  • A 14,500-square-foot (1,350 m2) work out area
  • A squash court and two racquetball courts
  • Seven personal training studios
  • Six outdoor lighted tennis courts
  • A two-story climbing wall
  • An Olympic-size pool

Chairman of the Board: University of Denver[edit]

After serving as the Chancellor of the University for 15 years, Ritchie stepped down, but not away. He continued to stay involved in the University by becoming chairman of the Board of Trustees from 2007 to 2009.

Denver Center for the Performing Arts[edit]

Ritchie had always been interested in the performing arts as demonstrated through his commitment toward supporting the building of the state of the art music and theater building on the University of Denver's campus, the Newman Center for the Performing Arts. He increased his involvement with one of the nation’s largest cultural complexes, the Denver Center for Performing Arts in January 2007,[2] becoming Chairman and CEO of the Denver Center.[2] He succeeded Donald R. Seawell, who founded The Denver Center in 1972.[10]

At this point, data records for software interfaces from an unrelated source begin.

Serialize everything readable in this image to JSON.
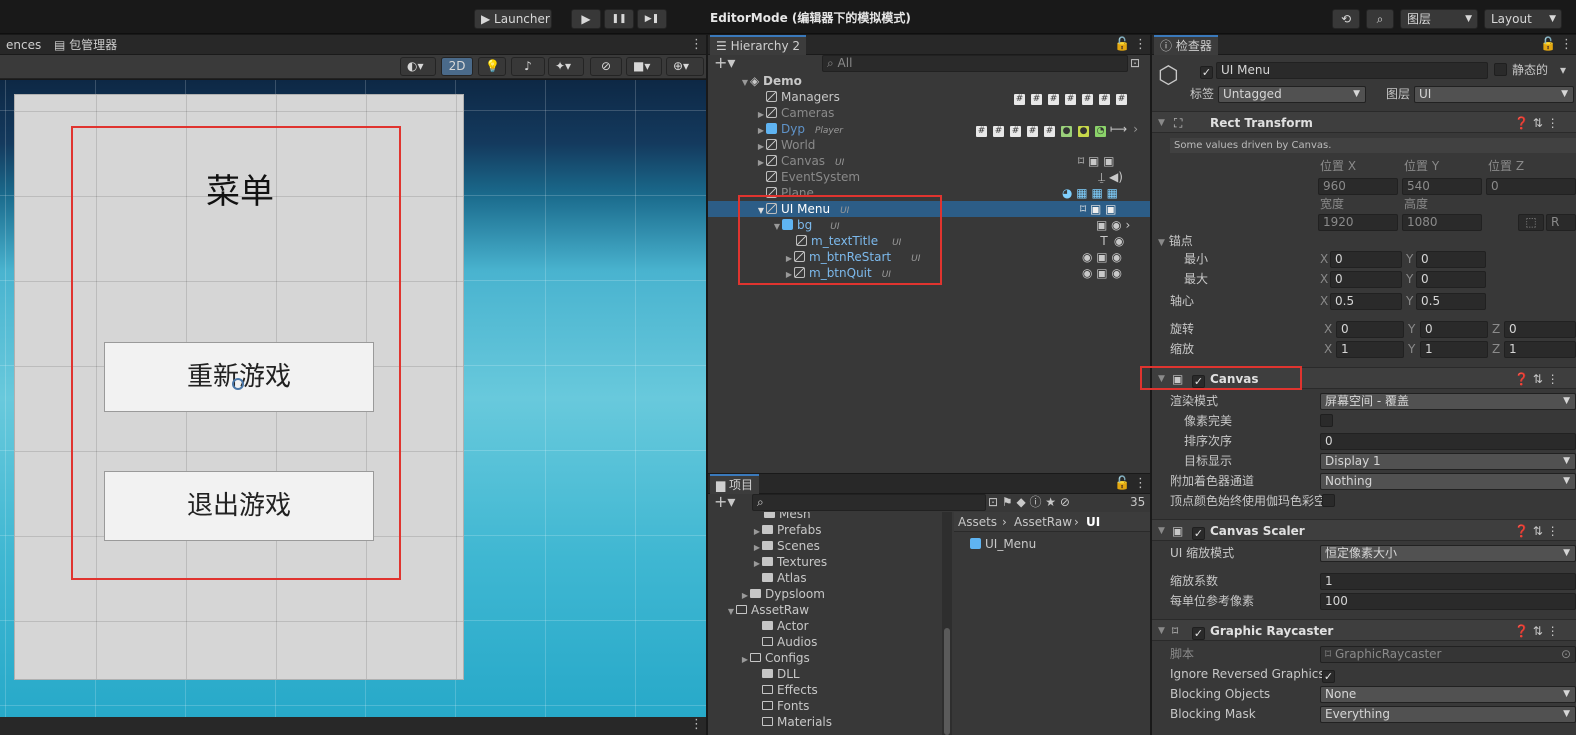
{
  "toolbar": {
    "launcher": "▶ Launcher",
    "play": "▶",
    "pause": "❚❚",
    "step": "▶❚",
    "mode": "EditorMode (编辑器下的模拟模式)",
    "layer_drop": "图层",
    "layout_drop": "Layout"
  },
  "scene": {
    "tab_prefs": "ences",
    "tab_pkg": "包管理器",
    "btn_2d": "2D",
    "menu_title": "菜单",
    "btn_restart": "重新游戏",
    "btn_quit": "退出游戏"
  },
  "hierarchy": {
    "tab": "Hierarchy 2",
    "search_placeholder": "All",
    "items": [
      {
        "name": "Demo",
        "tag": ""
      },
      {
        "name": "Managers",
        "tag": ""
      },
      {
        "name": "Cameras",
        "tag": ""
      },
      {
        "name": "Dyp",
        "tag": "Player"
      },
      {
        "name": "World",
        "tag": ""
      },
      {
        "name": "Canvas",
        "tag": "UI"
      },
      {
        "name": "EventSystem",
        "tag": ""
      },
      {
        "name": "Plane",
        "tag": ""
      },
      {
        "name": "UI Menu",
        "tag": "UI"
      },
      {
        "name": "bg",
        "tag": "UI"
      },
      {
        "name": "m_textTitle",
        "tag": "UI"
      },
      {
        "name": "m_btnReStart",
        "tag": "UI"
      },
      {
        "name": "m_btnQuit",
        "tag": "UI"
      }
    ]
  },
  "project": {
    "tab": "项目",
    "count": "35",
    "breadcrumb": [
      "Assets",
      "AssetRaw",
      "UI"
    ],
    "asset": "UI_Menu",
    "tree": [
      "Mesh",
      "Prefabs",
      "Scenes",
      "Textures",
      "Atlas",
      "Dypsloom",
      "AssetRaw",
      "Actor",
      "Audios",
      "Configs",
      "DLL",
      "Effects",
      "Fonts",
      "Materials"
    ]
  },
  "inspector": {
    "tab": "检查器",
    "object_name": "UI Menu",
    "static_label": "静态的",
    "tag_label": "标签",
    "tag_value": "Untagged",
    "layer_label": "图层",
    "layer_value": "UI",
    "rect": {
      "title": "Rect Transform",
      "note": "Some values driven by Canvas.",
      "pos_x_label": "位置 X",
      "pos_y_label": "位置 Y",
      "pos_z_label": "位置 Z",
      "pos_x": "960",
      "pos_y": "540",
      "pos_z": "0",
      "width_label": "宽度",
      "height_label": "高度",
      "width": "1920",
      "height": "1080",
      "anchors": "锚点",
      "min": "最小",
      "max": "最大",
      "pivot": "轴心",
      "rotation": "旋转",
      "scale": "缩放",
      "x": "X",
      "y": "Y",
      "z": "Z",
      "min_x": "0",
      "min_y": "0",
      "max_x": "0",
      "max_y": "0",
      "pivot_x": "0.5",
      "pivot_y": "0.5",
      "rot_x": "0",
      "rot_y": "0",
      "rot_z": "0",
      "sc_x": "1",
      "sc_y": "1",
      "sc_z": "1",
      "r": "R"
    },
    "canvas": {
      "title": "Canvas",
      "render_mode_label": "渲染模式",
      "render_mode": "屏幕空间 - 覆盖",
      "pixel_perfect": "像素完美",
      "sort_order_label": "排序次序",
      "sort_order": "0",
      "target_display_label": "目标显示",
      "target_display": "Display 1",
      "shader_channels_label": "附加着色器通道",
      "shader_channels": "Nothing",
      "vertex_gamma": "顶点颜色始终使用伽玛色彩空"
    },
    "scaler": {
      "title": "Canvas Scaler",
      "mode_label": "UI 缩放模式",
      "mode": "恒定像素大小",
      "factor_label": "缩放系数",
      "factor": "1",
      "ref_ppu_label": "每单位参考像素",
      "ref_ppu": "100"
    },
    "raycaster": {
      "title": "Graphic Raycaster",
      "script_label": "脚本",
      "script": "GraphicRaycaster",
      "ignore_reversed": "Ignore Reversed Graphics",
      "blocking_objects_label": "Blocking Objects",
      "blocking_objects": "None",
      "blocking_mask_label": "Blocking Mask",
      "blocking_mask": "Everything"
    }
  },
  "colors": {
    "accent": "#3a79bb",
    "highlight": "#2c5d87",
    "red_box": "#e0342f"
  }
}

Boards and Organizations[edit]

In addition to serving as The Denver Center’s Chairman, Ritchie currently serves as President of the Temple Hoyne Buell Foundation which focuses on early childhood education and development.[3][10] He serves on the Boards of the Daniels Fund, which supports programs that encourage personal responsibility and achievement by funding college scholarships and community programs,[3] and the Denver Art Museum Foundation, on the Executive Committee of Colorado Concern, and is Chairman Emeritus and Honorary Member of the Board of the Central City Opera House Association.[10] He is President of the Independent Higher Education of Colorado Fund.[7] Ritchie has also served as chair of the Education Committee of the National Park System Advisory Board.[3] In 2010, Gov. Bill Ritter congratulated Daniel L. Ritchie on his appointment as the new chairman of Colorado Concern, one of the state's top business organizations, and thanked departing chair Walter Isenberg for his leadership.

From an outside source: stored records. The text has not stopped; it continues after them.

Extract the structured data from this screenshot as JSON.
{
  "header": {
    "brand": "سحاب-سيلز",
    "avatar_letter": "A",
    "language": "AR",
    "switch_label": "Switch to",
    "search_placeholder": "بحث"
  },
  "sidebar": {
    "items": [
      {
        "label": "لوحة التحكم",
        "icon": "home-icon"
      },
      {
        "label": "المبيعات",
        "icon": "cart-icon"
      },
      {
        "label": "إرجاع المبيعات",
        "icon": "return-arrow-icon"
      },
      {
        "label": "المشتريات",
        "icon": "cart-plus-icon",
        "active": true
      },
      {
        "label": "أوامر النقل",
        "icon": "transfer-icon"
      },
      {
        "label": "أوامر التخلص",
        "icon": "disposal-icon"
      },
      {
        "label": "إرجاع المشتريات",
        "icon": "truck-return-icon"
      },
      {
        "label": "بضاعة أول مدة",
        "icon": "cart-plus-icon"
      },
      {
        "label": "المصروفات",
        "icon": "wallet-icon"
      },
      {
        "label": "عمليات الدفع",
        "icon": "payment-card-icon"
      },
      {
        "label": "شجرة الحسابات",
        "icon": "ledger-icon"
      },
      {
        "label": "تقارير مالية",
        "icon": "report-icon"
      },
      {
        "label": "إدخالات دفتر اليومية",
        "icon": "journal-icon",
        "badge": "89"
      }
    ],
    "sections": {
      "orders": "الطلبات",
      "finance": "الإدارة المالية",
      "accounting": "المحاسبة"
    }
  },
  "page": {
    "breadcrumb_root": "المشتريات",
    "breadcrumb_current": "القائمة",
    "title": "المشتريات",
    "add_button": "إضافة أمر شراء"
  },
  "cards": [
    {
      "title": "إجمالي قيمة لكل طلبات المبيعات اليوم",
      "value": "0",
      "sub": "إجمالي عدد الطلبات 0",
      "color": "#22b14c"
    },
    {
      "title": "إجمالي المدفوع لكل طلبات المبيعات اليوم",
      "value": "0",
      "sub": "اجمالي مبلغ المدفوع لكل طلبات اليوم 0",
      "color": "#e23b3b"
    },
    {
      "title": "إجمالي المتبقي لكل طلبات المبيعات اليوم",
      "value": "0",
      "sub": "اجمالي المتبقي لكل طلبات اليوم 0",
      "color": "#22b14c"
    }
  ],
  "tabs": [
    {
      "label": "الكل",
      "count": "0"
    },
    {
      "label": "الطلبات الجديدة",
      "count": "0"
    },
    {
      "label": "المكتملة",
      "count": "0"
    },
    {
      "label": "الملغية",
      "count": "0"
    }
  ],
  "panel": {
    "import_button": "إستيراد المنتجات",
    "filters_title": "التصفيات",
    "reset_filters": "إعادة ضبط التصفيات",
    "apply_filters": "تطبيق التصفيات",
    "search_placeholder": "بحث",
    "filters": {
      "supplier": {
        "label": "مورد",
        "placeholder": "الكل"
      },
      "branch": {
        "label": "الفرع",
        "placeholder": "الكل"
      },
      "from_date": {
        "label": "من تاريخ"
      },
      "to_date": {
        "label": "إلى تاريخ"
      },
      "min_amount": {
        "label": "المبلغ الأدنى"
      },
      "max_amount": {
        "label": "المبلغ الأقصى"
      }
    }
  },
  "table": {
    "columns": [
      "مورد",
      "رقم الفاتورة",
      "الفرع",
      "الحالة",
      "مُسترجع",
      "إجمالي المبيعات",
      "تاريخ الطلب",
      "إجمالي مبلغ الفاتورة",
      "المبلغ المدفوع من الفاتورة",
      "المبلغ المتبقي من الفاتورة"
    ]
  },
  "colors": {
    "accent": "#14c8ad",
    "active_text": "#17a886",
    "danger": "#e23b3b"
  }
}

Awards[edit]

  • The Citizen of the West Award, given by the National Western Stock Show to an individual who exemplifies the spirit and determination of the Western pioneer (1998)
  • the National Samaritan Institute Award
  • the Gold Medal Award of the Poor Richard Club[3]
  • Outstanding Philanthropist at National Philanthropy Day
  • the National Human Relations Award from the American Jewish Committee
  • the Community Cultural Enrichment Award from the Mizel Museum of Judaica

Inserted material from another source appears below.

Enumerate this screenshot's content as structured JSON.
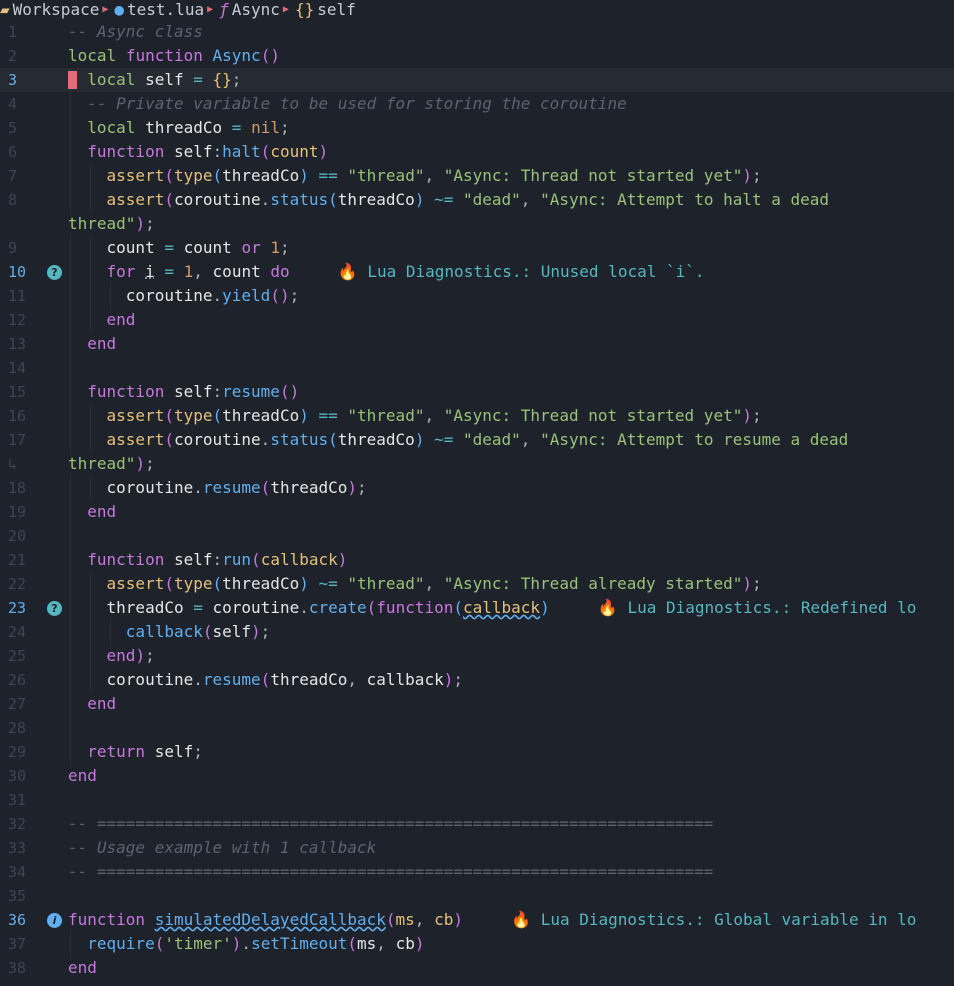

and the Ethical Leadership Award from the University of Denver

  • He is a Laureate member of the Colorado Business Hall of Fame[10]
  • Honorary Professor at Bundelkhand University, Jhansi, India.(2000) (5) Tourism Hall of Fame Inductee (2005)[8]
  • the Ethical Leadership Award from the University of Denver[3]

See also[edit]

Notes[edit]

  1. ^ a b c d e f g Chapman, Tamara. University of Denver Magazine Winter 2005. November 1, 2005. "Dan Ritchie Unscripted" 1.
  2. ^ a b c d e f "www.danielsfund.org/About/Board%20Bios/Daniel_Ritchie.asp". 
  3. ^ a b c d e f g h i "www.du.edu/builtforlearning/profiles/daniel-ritchie.html". 
  4. ^ Cuff, Daniel.(1987, March 11.) Westinghouse Picks Broadcasting Chief. The New York Times D2.
  5. ^ "tourismhalloffame.org/hall-of-fame/inductees/bio.aspx?hofer=30". 
  6. ^ Internal documentation, University of Denver.
  7. ^ a b c d "www.denvercenter.org/BioProfiles/DanielLRitchie.aspx.aim.com/". 
  8. ^ a b Chancellor Daniel L. Ritchie.(University of Denver) Denver Journal of International Law and Policy. December 22, 2001. "Chancellor Daniel L. Ritchie"
  9. ^ "www.daniels.du.edu/aboutus/history/index.html". 
  10. ^ a b c d "www.danielsfund.org/About/Board%20Bios/Daniel_Ritchie.asp". 

References[edit]